[What is needed]
Copy every record below exactly, leaving out any pictures.

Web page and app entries

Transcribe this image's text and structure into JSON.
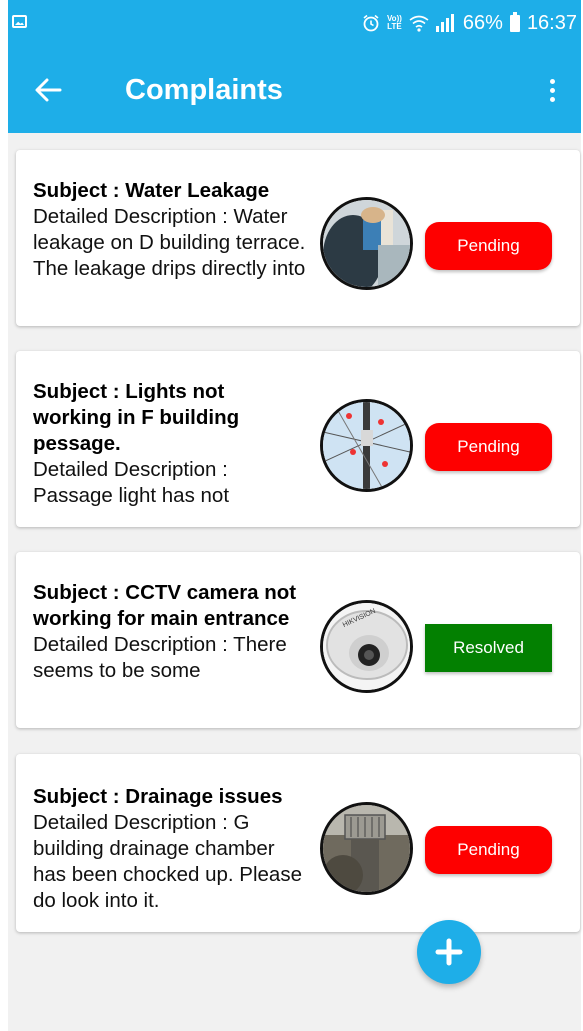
{
  "status_bar": {
    "battery": "66%",
    "time": "16:37",
    "lte_top": "Vo))",
    "lte_bottom": "LTE"
  },
  "app_bar": {
    "title": "Complaints"
  },
  "colors": {
    "primary": "#1eaee8",
    "pending": "#fe0000",
    "resolved": "#038001",
    "background": "#f1f1f1"
  },
  "complaints": [
    {
      "subject_label": "Subject :  Water Leakage",
      "description": "Detailed Description  : Water leakage on D building terrace. The leakage drips directly into",
      "status": "Pending",
      "image_icon": "water-leakage-photo"
    },
    {
      "subject_label": "Subject :  Lights not working in F building pessage.",
      "description": "Detailed Description  : Passage light has not",
      "status": "Pending",
      "image_icon": "electric-pole-photo"
    },
    {
      "subject_label": "Subject :  CCTV camera not working for main entrance",
      "description": "Detailed Description  : There seems to be some",
      "status": "Resolved",
      "image_icon": "cctv-camera-photo"
    },
    {
      "subject_label": "Subject :  Drainage issues",
      "description": "Detailed Description  :  G building drainage chamber has been chocked up. Please do look into it.",
      "status": "Pending",
      "image_icon": "drainage-photo"
    }
  ]
}
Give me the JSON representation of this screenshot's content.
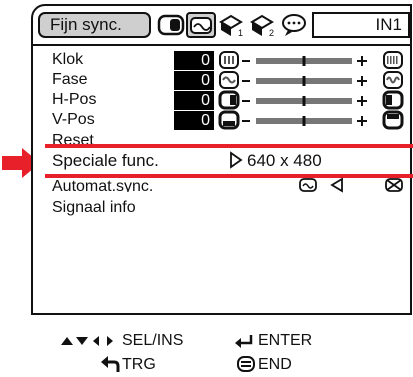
{
  "header": {
    "tab_label": "Fijn sync.",
    "input_label": "IN1",
    "tab_icons": [
      "picture-menu-icon",
      "fine-sync-icon",
      "setup-1-icon",
      "setup-2-icon",
      "language-icon"
    ]
  },
  "menu": {
    "rows": [
      {
        "label": "Klok",
        "value": "0",
        "level": 0.5,
        "icon": "clock-icon"
      },
      {
        "label": "Fase",
        "value": "0",
        "level": 0.5,
        "icon": "phase-icon"
      },
      {
        "label": "H-Pos",
        "value": "0",
        "level": 0.5,
        "icon": "h-position-icon"
      },
      {
        "label": "V-Pos",
        "value": "0",
        "level": 0.5,
        "icon": "v-position-icon"
      }
    ],
    "reset_label": "Reset",
    "special_label": "Speciale func.",
    "special_value": "640 x 480",
    "autosync_label": "Automat.sync.",
    "signal_label": "Signaal info"
  },
  "footer": {
    "sel_ins": "SEL/INS",
    "enter": "ENTER",
    "trg": "TRG",
    "end": "END"
  },
  "colors": {
    "highlight": "#e8202a",
    "tab_bg": "#cfcfcf"
  }
}
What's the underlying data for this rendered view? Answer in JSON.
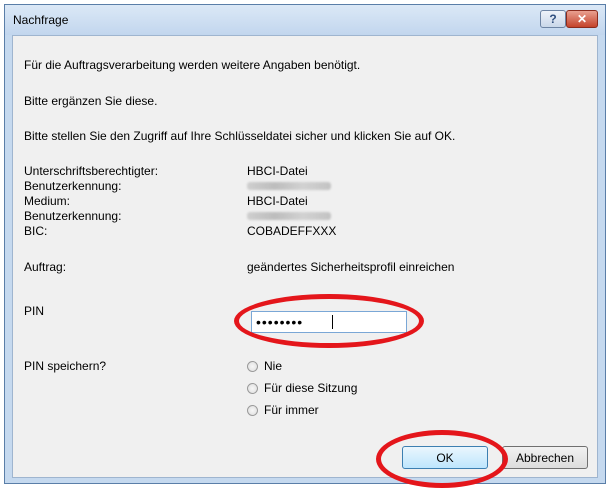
{
  "window": {
    "title": "Nachfrage",
    "help_label": "?",
    "close_label": "✕"
  },
  "messages": [
    "Für die Auftragsverarbeitung werden weitere Angaben benötigt.",
    "Bitte ergänzen Sie diese.",
    "Bitte stellen Sie den Zugriff auf Ihre Schlüsseldatei sicher und klicken Sie auf OK."
  ],
  "info": {
    "signatory_label": "Unterschriftsberechtigter:",
    "signatory_value": "HBCI-Datei",
    "user_id_label_1": "Benutzerkennung:",
    "medium_label": "Medium:",
    "medium_value": "HBCI-Datei",
    "user_id_label_2": "Benutzerkennung:",
    "bic_label": "BIC:",
    "bic_value": "COBADEFFXXX",
    "order_label": "Auftrag:",
    "order_value": "geändertes Sicherheitsprofil einreichen"
  },
  "pin": {
    "label": "PIN",
    "value": "••••••••"
  },
  "save_pin": {
    "label": "PIN speichern?",
    "options": [
      "Nie",
      "Für diese Sitzung",
      "Für immer"
    ]
  },
  "buttons": {
    "ok": "OK",
    "cancel": "Abbrechen"
  },
  "colors": {
    "highlight": "#e4161b",
    "titlebar": "#c5d9ef",
    "client_bg": "#f0f0f0"
  }
}
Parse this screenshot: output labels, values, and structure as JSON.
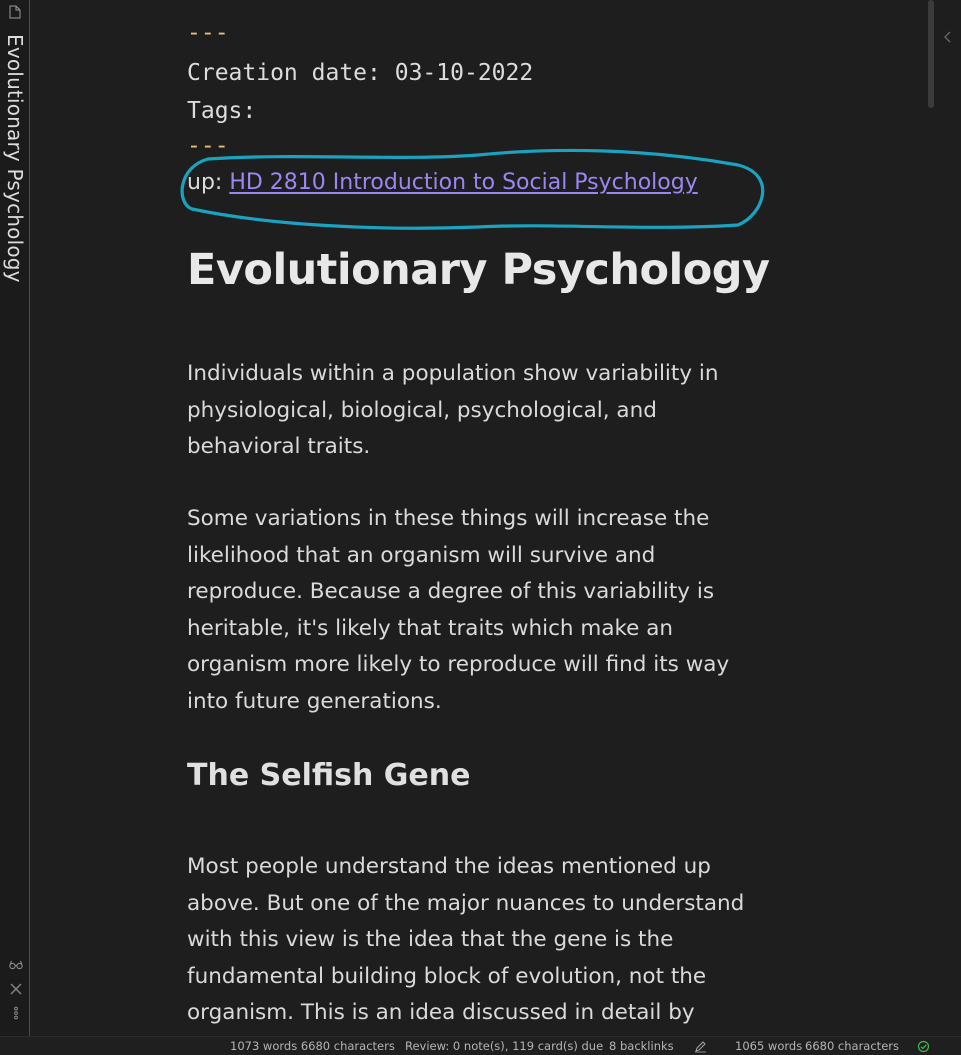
{
  "sidebar": {
    "vertical_title": "Evolutionary Psychology"
  },
  "frontmatter": {
    "open_delimiter": "---",
    "creation_label": "Creation date:",
    "creation_value": "03-10-2022",
    "tags_label": "Tags:",
    "close_delimiter": "---"
  },
  "up_link": {
    "prefix": "up:",
    "link_text": "HD 2810 Introduction to Social Psychology"
  },
  "note": {
    "title": "Evolutionary Psychology",
    "paragraph_1_lines": [
      "Individuals within a population show variability in",
      "physiological, biological, psychological, and",
      "behavioral traits."
    ],
    "paragraph_2_lines": [
      "Some variations in these things will increase the",
      "likelihood that an organism will survive and",
      "reproduce. Because a degree of this variability is",
      "heritable, it's likely that traits which make an",
      "organism more likely to reproduce will find its way",
      "into future generations."
    ],
    "subheading": "The Selfish Gene",
    "paragraph_3_lines": [
      "Most people understand the ideas mentioned up",
      "above. But one of the major nuances to understand",
      "with this view is the idea that the gene is the",
      "fundamental building block of evolution, not the",
      "organism. This is an idea discussed in detail by"
    ]
  },
  "status_bar": {
    "word_count_1": "1073 words 6680 characters",
    "review": "Review: 0 note(s), 119 card(s) due",
    "backlinks": "8 backlinks",
    "words": "1065 words",
    "characters": "6680 characters"
  },
  "colors": {
    "background": "#1e1e1e",
    "link": "#9d86f2",
    "frontmatter_delimiter": "#e5c07b",
    "annotation_circle": "#1aa3c0",
    "sync_ok": "#3fb950"
  },
  "icons": {
    "file": "file-icon",
    "glasses": "glasses-icon",
    "close": "close-icon",
    "more": "more-vertical-icon",
    "collapse": "chevron-left-icon",
    "edit": "pencil-icon",
    "sync": "check-circle-icon"
  }
}
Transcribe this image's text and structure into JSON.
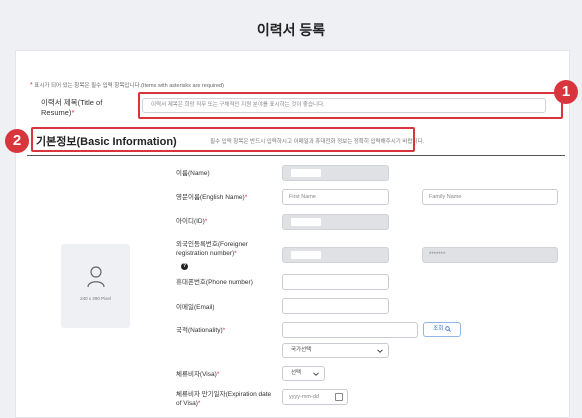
{
  "page": {
    "title": "이력서 등록"
  },
  "notice": {
    "required_text": "표시가 되어 있는 항목은 필수 입력 항목입니다.(Items with asterisks are required)"
  },
  "resume_title": {
    "label": "이력서 제목(Title of Resume)",
    "placeholder": "이력서 제목은 희망 직무 또는 구체적인 지원 분야를 표시하는 것이 좋습니다."
  },
  "annotations": {
    "badge1": "1",
    "badge2": "2"
  },
  "basic_info": {
    "title": "기본정보(Basic Information)",
    "note": "필수 입력 항목은 반드시 입력하시고 이메일과 휴대전화 정보는 정확히 입력해주시기 바랍니다."
  },
  "photo": {
    "size_text": "240 x 290 Pixel",
    "icon": "user-icon"
  },
  "fields": {
    "name": {
      "label": "이름(Name)"
    },
    "english_name": {
      "label": "영문이름(English Name)",
      "first_placeholder": "First Name",
      "family_placeholder": "Family Name"
    },
    "id": {
      "label": "아이디(ID)"
    },
    "foreigner_reg": {
      "label": "외국인등록번호(Foreigner registration number)",
      "masked_value": "*******"
    },
    "phone": {
      "label": "휴대폰번호(Phone number)"
    },
    "email": {
      "label": "이메일(Email)"
    },
    "nationality": {
      "label": "국적(Nationality)",
      "search_label": "조회",
      "select_value": "국가선택"
    },
    "visa": {
      "label": "체류비자(Visa)",
      "select_value": "선택"
    },
    "visa_expiration": {
      "label": "체류비자 만기일자(Expiration date of Visa)",
      "placeholder": "yyyy-mm-dd"
    }
  },
  "colors": {
    "accent_red": "#d9353d",
    "link_blue": "#2b6cc4"
  }
}
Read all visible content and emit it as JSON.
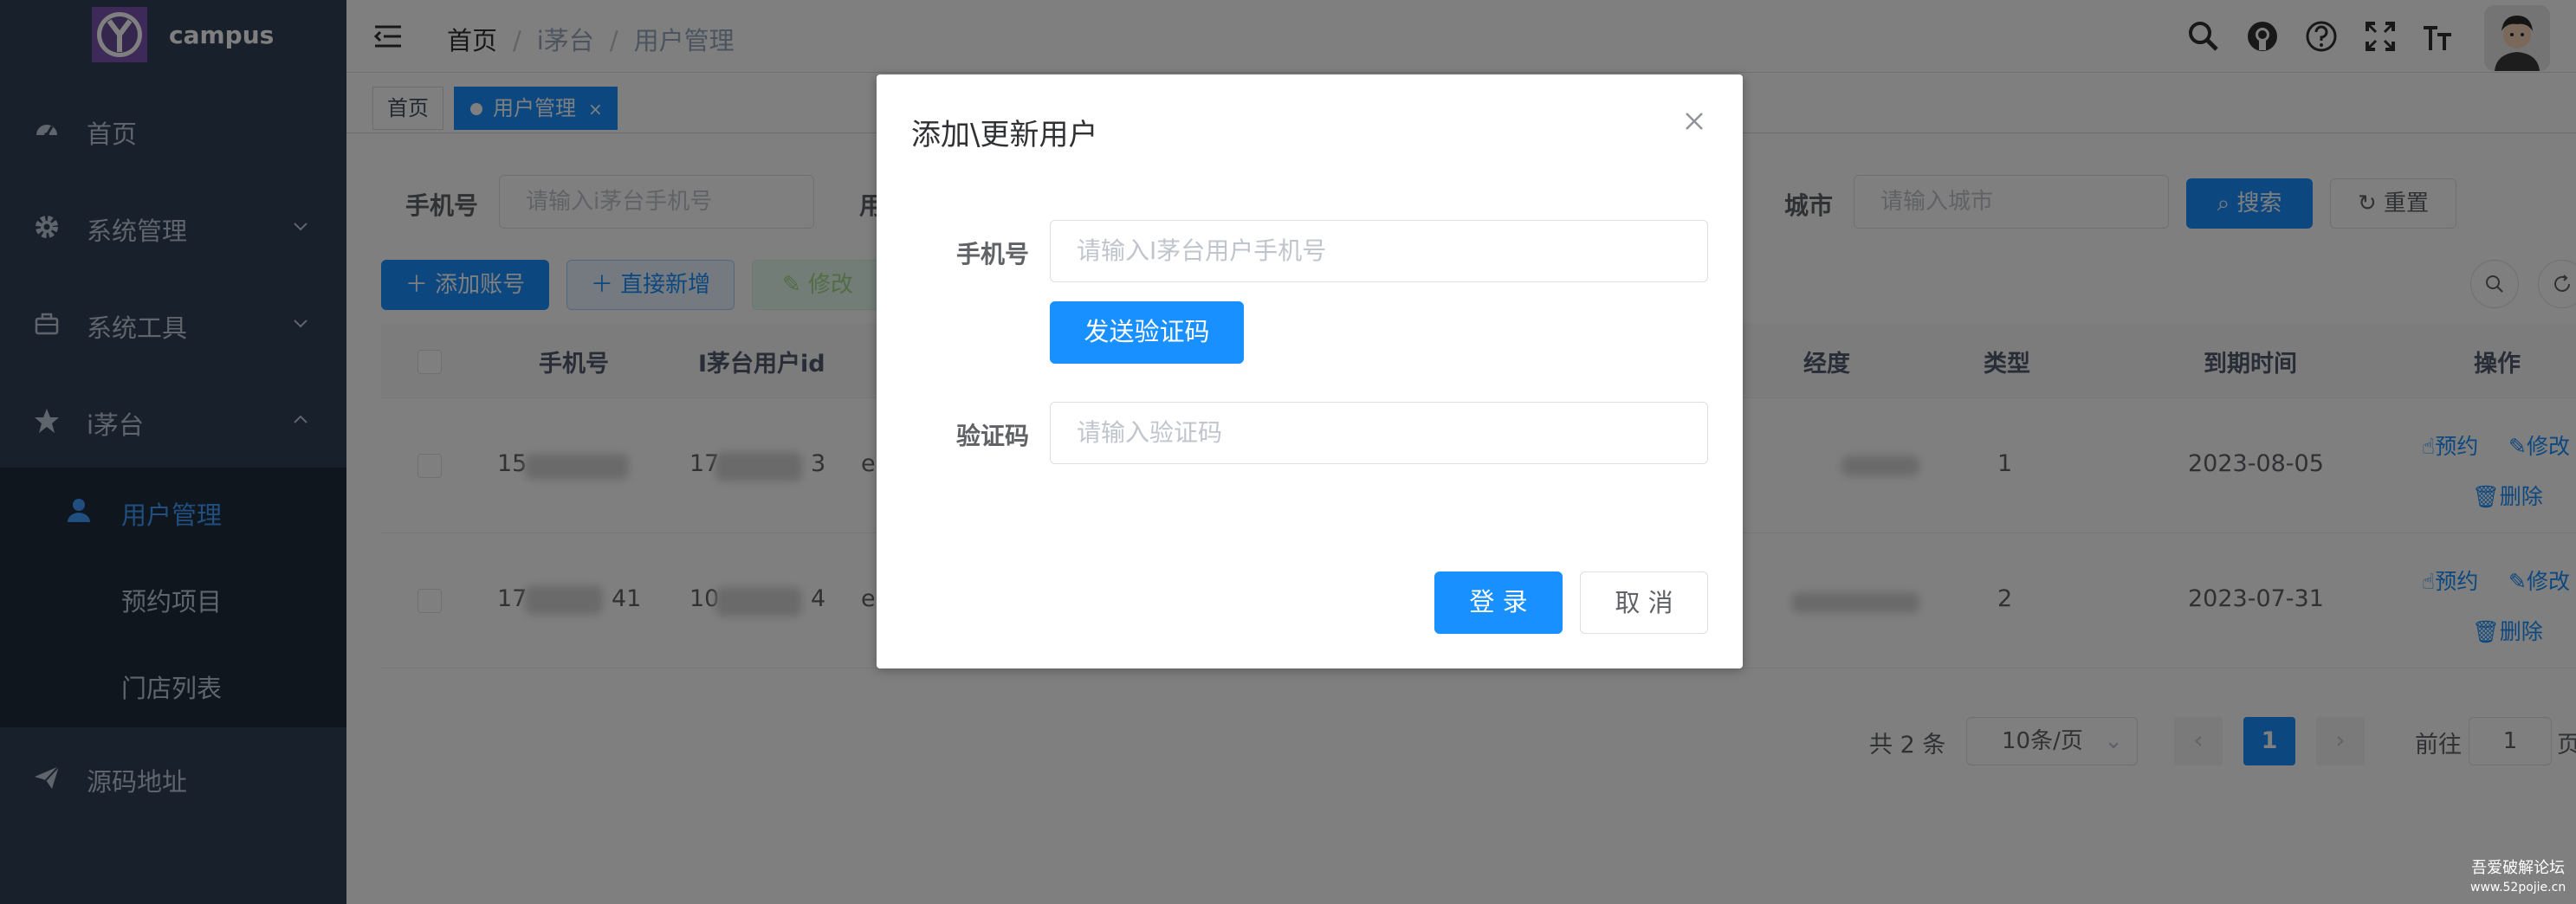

[Response to this exercise]
Transcribe this image's text and structure into JSON.
{
  "status_bar": {
    "battery": "66%",
    "time": "16:37",
    "lte_top": "Vo))",
    "lte_bottom": "LTE"
  },
  "app_bar": {
    "title": "Complaints"
  },
  "colors": {
    "primary": "#1eaee8",
    "pending": "#fe0000",
    "resolved": "#038001",
    "background": "#f1f1f1"
  },
  "complaints": [
    {
      "subject_label": "Subject :  Water Leakage",
      "description": "Detailed Description  : Water leakage on D building terrace. The leakage drips directly into",
      "status": "Pending",
      "image_icon": "water-leakage-photo"
    },
    {
      "subject_label": "Subject :  Lights not working in F building pessage.",
      "description": "Detailed Description  : Passage light has not",
      "status": "Pending",
      "image_icon": "electric-pole-photo"
    },
    {
      "subject_label": "Subject :  CCTV camera not working for main entrance",
      "description": "Detailed Description  : There seems to be some",
      "status": "Resolved",
      "image_icon": "cctv-camera-photo"
    },
    {
      "subject_label": "Subject :  Drainage issues",
      "description": "Detailed Description  :  G building drainage chamber has been chocked up. Please do look into it.",
      "status": "Pending",
      "image_icon": "drainage-photo"
    }
  ]
}
Give me the JSON representation of this screenshot's content.
{
  "header": {
    "tab_label": "Fijn sync.",
    "input_label": "IN1",
    "tab_icons": [
      "picture-menu-icon",
      "fine-sync-icon",
      "setup-1-icon",
      "setup-2-icon",
      "language-icon"
    ]
  },
  "menu": {
    "rows": [
      {
        "label": "Klok",
        "value": "0",
        "level": 0.5,
        "icon": "clock-icon"
      },
      {
        "label": "Fase",
        "value": "0",
        "level": 0.5,
        "icon": "phase-icon"
      },
      {
        "label": "H-Pos",
        "value": "0",
        "level": 0.5,
        "icon": "h-position-icon"
      },
      {
        "label": "V-Pos",
        "value": "0",
        "level": 0.5,
        "icon": "v-position-icon"
      }
    ],
    "reset_label": "Reset",
    "special_label": "Speciale func.",
    "special_value": "640 x 480",
    "autosync_label": "Automat.sync.",
    "signal_label": "Signaal info"
  },
  "footer": {
    "sel_ins": "SEL/INS",
    "enter": "ENTER",
    "trg": "TRG",
    "end": "END"
  },
  "colors": {
    "highlight": "#e8202a",
    "tab_bg": "#cfcfcf"
  }
}
What's the underlying data for this rendered view? Answer in JSON.
{
  "window": {
    "title": "Nachfrage",
    "help_label": "?",
    "close_label": "✕"
  },
  "messages": [
    "Für die Auftragsverarbeitung werden weitere Angaben benötigt.",
    "Bitte ergänzen Sie diese.",
    "Bitte stellen Sie den Zugriff auf Ihre Schlüsseldatei sicher und klicken Sie auf OK."
  ],
  "info": {
    "signatory_label": "Unterschriftsberechtigter:",
    "signatory_value": "HBCI-Datei",
    "user_id_label_1": "Benutzerkennung:",
    "medium_label": "Medium:",
    "medium_value": "HBCI-Datei",
    "user_id_label_2": "Benutzerkennung:",
    "bic_label": "BIC:",
    "bic_value": "COBADEFFXXX",
    "order_label": "Auftrag:",
    "order_value": "geändertes Sicherheitsprofil einreichen"
  },
  "pin": {
    "label": "PIN",
    "value": "••••••••"
  },
  "save_pin": {
    "label": "PIN speichern?",
    "options": [
      "Nie",
      "Für diese Sitzung",
      "Für immer"
    ]
  },
  "buttons": {
    "ok": "OK",
    "cancel": "Abbrechen"
  },
  "colors": {
    "highlight": "#e4161b",
    "titlebar": "#c5d9ef",
    "client_bg": "#f0f0f0"
  }
}
Parse this screenshot: output labels, values, and structure as JSON.
{
  "sidebar": {
    "vertical_title": "Evolutionary Psychology"
  },
  "frontmatter": {
    "open_delimiter": "---",
    "creation_label": "Creation date:",
    "creation_value": "03-10-2022",
    "tags_label": "Tags:",
    "close_delimiter": "---"
  },
  "up_link": {
    "prefix": "up:",
    "link_text": "HD 2810 Introduction to Social Psychology"
  },
  "note": {
    "title": "Evolutionary Psychology",
    "paragraph_1_lines": [
      "Individuals within a population show variability in",
      "physiological, biological, psychological, and",
      "behavioral traits."
    ],
    "paragraph_2_lines": [
      "Some variations in these things will increase the",
      "likelihood that an organism will survive and",
      "reproduce. Because a degree of this variability is",
      "heritable, it's likely that traits which make an",
      "organism more likely to reproduce will find its way",
      "into future generations."
    ],
    "subheading": "The Selfish Gene",
    "paragraph_3_lines": [
      "Most people understand the ideas mentioned up",
      "above. But one of the major nuances to understand",
      "with this view is the idea that the gene is the",
      "fundamental building block of evolution, not the",
      "organism. This is an idea discussed in detail by"
    ]
  },
  "status_bar": {
    "word_count_1": "1073 words 6680 characters",
    "review": "Review: 0 note(s), 119 card(s) due",
    "backlinks": "8 backlinks",
    "words": "1065 words",
    "characters": "6680 characters"
  },
  "colors": {
    "background": "#1e1e1e",
    "link": "#9d86f2",
    "frontmatter_delimiter": "#e5c07b",
    "annotation_circle": "#1aa3c0",
    "sync_ok": "#3fb950"
  },
  "icons": {
    "file": "file-icon",
    "glasses": "glasses-icon",
    "close": "close-icon",
    "more": "more-vertical-icon",
    "collapse": "chevron-left-icon",
    "edit": "pencil-icon",
    "sync": "check-circle-icon"
  }
}
Transcribe this image's text and structure into JSON.
{
  "page": {
    "title": "이력서 등록"
  },
  "notice": {
    "required_text": "표시가 되어 있는 항목은 필수 입력 항목입니다.(Items with asterisks are required)"
  },
  "resume_title": {
    "label": "이력서 제목(Title of Resume)",
    "placeholder": "이력서 제목은 희망 직무 또는 구체적인 지원 분야를 표시하는 것이 좋습니다."
  },
  "annotations": {
    "badge1": "1",
    "badge2": "2"
  },
  "basic_info": {
    "title": "기본정보(Basic Information)",
    "note": "필수 입력 항목은 반드시 입력하시고 이메일과 휴대전화 정보는 정확히 입력해주시기 바랍니다."
  },
  "photo": {
    "size_text": "240 x 290 Pixel",
    "icon": "user-icon"
  },
  "fields": {
    "name": {
      "label": "이름(Name)"
    },
    "english_name": {
      "label": "영문이름(English Name)",
      "first_placeholder": "First Name",
      "family_placeholder": "Family Name"
    },
    "id": {
      "label": "아이디(ID)"
    },
    "foreigner_reg": {
      "label": "외국인등록번호(Foreigner registration number)",
      "masked_value": "*******"
    },
    "phone": {
      "label": "휴대폰번호(Phone number)"
    },
    "email": {
      "label": "이메일(Email)"
    },
    "nationality": {
      "label": "국적(Nationality)",
      "search_label": "조회",
      "select_value": "국가선택"
    },
    "visa": {
      "label": "체류비자(Visa)",
      "select_value": "선택"
    },
    "visa_expiration": {
      "label": "체류비자 만기일자(Expiration date of Visa)",
      "placeholder": "yyyy-mm-dd"
    }
  },
  "colors": {
    "accent_red": "#d9353d",
    "link_blue": "#2b6cc4"
  }
}
Read all visible content and emit it as JSON.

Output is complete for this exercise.